When the convoy to Ottawa began last month, protestors and their sympathizers insisted they were fighting for all Canadians. “Organizers made it known … that they were not anti-vaccine, but pro-freedom and that is what the convoy was all about,” Pat Healey, co-owner of the Laker news website, wrote on Jan. 27.
Since then, Ottawa’s occupiers have issued a manifesto calling for the overthrow of Canada’s democratic government, tried to set fire to an apartment building full of people, assaulted and harassed health-care workers, waved Nazi and Confederate flags, assaulted and threatened journalists, vandalized homes and businesses flying pride flags, assaulted people for wearing masks, illegally blocked traffic, ignored public health laws, urinated and danced on the National War Memorial (and then removed a fence put up to protect the memorial, and danced on it some more), and threatened workers at a homeless shelter while stealing food.
As of the latest government update, Nova Scotia has 76 people in hospital (including 13 in ICU) who were admitted due to COVID-19 and are receiving specialized care in a COVID unit.
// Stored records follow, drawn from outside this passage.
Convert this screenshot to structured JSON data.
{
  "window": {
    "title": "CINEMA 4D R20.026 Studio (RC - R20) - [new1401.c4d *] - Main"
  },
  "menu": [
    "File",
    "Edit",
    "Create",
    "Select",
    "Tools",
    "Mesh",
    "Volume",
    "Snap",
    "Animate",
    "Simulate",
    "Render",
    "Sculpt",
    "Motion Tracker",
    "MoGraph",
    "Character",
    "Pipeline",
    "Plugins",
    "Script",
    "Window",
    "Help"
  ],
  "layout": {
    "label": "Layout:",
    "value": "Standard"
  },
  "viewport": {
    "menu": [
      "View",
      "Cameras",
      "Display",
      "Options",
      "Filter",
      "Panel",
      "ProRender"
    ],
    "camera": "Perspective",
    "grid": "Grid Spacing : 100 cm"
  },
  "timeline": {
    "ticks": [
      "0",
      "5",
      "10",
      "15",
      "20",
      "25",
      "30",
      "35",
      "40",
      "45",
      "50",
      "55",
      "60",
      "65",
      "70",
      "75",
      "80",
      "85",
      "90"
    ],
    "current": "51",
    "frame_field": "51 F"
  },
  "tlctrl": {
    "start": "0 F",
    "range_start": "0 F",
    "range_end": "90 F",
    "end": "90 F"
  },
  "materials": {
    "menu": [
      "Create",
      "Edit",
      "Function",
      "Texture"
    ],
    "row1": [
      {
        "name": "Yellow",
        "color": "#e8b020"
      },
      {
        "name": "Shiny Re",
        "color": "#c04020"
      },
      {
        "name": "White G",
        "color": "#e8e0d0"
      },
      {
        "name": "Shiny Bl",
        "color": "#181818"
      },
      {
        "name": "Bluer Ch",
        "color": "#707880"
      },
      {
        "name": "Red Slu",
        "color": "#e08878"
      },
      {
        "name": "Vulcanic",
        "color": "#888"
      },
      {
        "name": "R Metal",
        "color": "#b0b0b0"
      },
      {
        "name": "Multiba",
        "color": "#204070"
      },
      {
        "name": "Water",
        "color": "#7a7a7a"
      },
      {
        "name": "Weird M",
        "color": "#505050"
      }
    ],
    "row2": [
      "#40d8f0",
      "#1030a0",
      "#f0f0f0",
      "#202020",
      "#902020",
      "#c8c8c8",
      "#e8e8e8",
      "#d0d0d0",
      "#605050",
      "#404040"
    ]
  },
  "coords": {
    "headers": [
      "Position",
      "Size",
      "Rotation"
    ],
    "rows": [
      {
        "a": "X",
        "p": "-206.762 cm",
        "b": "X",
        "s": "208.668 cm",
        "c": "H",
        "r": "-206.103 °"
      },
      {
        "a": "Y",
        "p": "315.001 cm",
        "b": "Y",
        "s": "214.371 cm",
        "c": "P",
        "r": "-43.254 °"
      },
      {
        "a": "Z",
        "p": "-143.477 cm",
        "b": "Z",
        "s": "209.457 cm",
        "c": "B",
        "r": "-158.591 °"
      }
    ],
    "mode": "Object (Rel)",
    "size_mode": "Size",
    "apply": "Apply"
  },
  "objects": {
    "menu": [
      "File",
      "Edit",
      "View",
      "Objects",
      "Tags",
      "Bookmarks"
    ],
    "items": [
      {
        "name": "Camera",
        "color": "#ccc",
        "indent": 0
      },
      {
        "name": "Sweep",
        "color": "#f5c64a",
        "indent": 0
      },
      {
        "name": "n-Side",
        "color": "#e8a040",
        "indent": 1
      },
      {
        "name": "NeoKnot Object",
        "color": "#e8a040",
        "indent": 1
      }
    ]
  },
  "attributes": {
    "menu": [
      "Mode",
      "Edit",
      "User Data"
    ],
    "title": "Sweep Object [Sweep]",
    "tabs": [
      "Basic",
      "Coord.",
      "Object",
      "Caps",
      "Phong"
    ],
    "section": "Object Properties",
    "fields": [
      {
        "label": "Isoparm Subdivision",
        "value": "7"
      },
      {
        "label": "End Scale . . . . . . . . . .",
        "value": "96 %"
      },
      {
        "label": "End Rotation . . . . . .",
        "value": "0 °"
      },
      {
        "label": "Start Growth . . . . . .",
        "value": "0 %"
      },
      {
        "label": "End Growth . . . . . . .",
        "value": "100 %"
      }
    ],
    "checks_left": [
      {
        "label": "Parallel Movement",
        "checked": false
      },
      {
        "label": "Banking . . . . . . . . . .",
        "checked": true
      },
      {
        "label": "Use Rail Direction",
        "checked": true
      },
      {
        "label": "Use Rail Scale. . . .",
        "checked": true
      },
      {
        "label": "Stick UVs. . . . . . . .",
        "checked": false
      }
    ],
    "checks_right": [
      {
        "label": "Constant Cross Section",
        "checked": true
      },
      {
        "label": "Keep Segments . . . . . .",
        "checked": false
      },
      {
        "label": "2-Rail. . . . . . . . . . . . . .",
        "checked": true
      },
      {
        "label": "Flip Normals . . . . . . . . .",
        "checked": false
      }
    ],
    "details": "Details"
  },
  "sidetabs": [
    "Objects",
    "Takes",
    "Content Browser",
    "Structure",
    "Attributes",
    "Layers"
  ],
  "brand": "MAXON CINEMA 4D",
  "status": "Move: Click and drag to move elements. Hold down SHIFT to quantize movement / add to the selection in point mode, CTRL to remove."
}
There are also 132 people who tested positive upon hospitalization but were admitted for another reason, or were previously in a COVID unit but no longer need specialized care. Additionally, 148 people became infected after arriving in hospital.
The update also reports 243 new lab-confirmed cases in Nova Scotia, but those numbers don’t reflect COVID’s true extent. Houston’s government stopped widespread testing and follow-up, saying that the pervasiveness of the Omicron strain requires focusing on vulnerable areas like hospitals.
Woman fundraising for prosthetic limb
Port Hawkesbury’s Arielle Vienneau was a teenager when she suffered a severe vascular injury that led to the amputation of her left leg.
Now 31, she enjoys an active life, but her current prosthetic has a microprocessor that isn’t water-resistant, meaning something as simple as a walk in the rain can become dangerous.
She’s now raising $48,000 for an upgrade.
“I did have an internal battle about fundraising for quite some time,” she says. “It came down to revisiting moments I’ve had in the past where I felt inadequate because of the lack of capabilities that my current prosthesis has. I feel incredibly blessed with the response I have received so far. The support has been unbelievable and really makes me take pride in my community and the province that I live in. It’s very touching.”
Drug charges for Pictou County men
Three men face multiple drug and stolen-property charges after a pair of arrests by Pictou County police on Feb. 10.
Police pulled over a car in Westville arresting two men for offences including possession of cocaine, methamphetamine and hydromorphone for the purpose of trafficking, and possession of stolen property.
Almost simultaneously, police searched a Central West River home, arresting a third man for possession of cocaine and methamphetamine for the purpose of trafficking, and possession of stolen property.
Every year, Valentine’s Day appears to be comfortably in the distance, and then suddenly it’s upon us, leaving otherwise considerate and wonderful partners scrambling for dinner plans.
If you’ve been tardy, it’s not too late!
In the latest Unravel Halifax, Brooklyn Connolly offers her opinionated recommendations to help you plan that special dinner that you won’t have to continue apologizing for weeks later.
Avoid online scams
Internet scammers are more sophisticated than ever, with realistic-seeming scams that can reel in even the wariest people. Learn their latest tactics and how to avoid them in this new LighthouseNow column by James Golemiec.
Spread the word
Know a community group, good cause, or inspiring local story we should share? Email the editor.